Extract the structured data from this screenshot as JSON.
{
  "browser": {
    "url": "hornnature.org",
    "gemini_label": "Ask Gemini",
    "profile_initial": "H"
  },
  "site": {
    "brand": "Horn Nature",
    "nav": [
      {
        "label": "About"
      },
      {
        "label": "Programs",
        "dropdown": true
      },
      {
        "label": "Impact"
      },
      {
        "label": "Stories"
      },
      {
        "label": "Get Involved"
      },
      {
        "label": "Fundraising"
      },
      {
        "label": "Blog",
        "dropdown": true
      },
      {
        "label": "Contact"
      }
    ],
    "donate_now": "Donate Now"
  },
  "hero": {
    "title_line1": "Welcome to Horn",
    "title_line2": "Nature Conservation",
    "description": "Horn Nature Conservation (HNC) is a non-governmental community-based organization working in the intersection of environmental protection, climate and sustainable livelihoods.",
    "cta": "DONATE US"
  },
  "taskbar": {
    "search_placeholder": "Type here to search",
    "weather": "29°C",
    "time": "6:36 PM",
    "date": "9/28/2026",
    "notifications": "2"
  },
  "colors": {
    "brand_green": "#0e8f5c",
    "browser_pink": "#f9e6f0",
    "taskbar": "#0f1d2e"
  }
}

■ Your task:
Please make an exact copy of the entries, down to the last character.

■ Response below:
Extract the structured data from this screenshot as JSON.
{
  "browser": {
    "url": "hornnature.org",
    "gemini_label": "Ask Gemini",
    "profile_initial": "H"
  },
  "site": {
    "brand": "Horn Nature",
    "nav": [
      {
        "label": "About"
      },
      {
        "label": "Programs",
        "dropdown": true
      },
      {
        "label": "Impact"
      },
      {
        "label": "Stories"
      },
      {
        "label": "Get Involved"
      },
      {
        "label": "Fundraising"
      },
      {
        "label": "Blog",
        "dropdown": true
      },
      {
        "label": "Contact"
      }
    ],
    "donate_now": "Donate Now"
  },
  "hero": {
    "title_line1": "Welcome to Horn",
    "title_line2": "Nature Conservation",
    "description": "Horn Nature Conservation (HNC) is a non-governmental community-based organization working in the intersection of environmental protection, climate and sustainable livelihoods.",
    "cta": "DONATE US"
  },
  "taskbar": {
    "search_placeholder": "Type here to search",
    "weather": "29°C",
    "time": "6:36 PM",
    "date": "9/28/2026",
    "notifications": "2"
  },
  "colors": {
    "brand_green": "#0e8f5c",
    "browser_pink": "#f9e6f0",
    "taskbar": "#0f1d2e"
  }
}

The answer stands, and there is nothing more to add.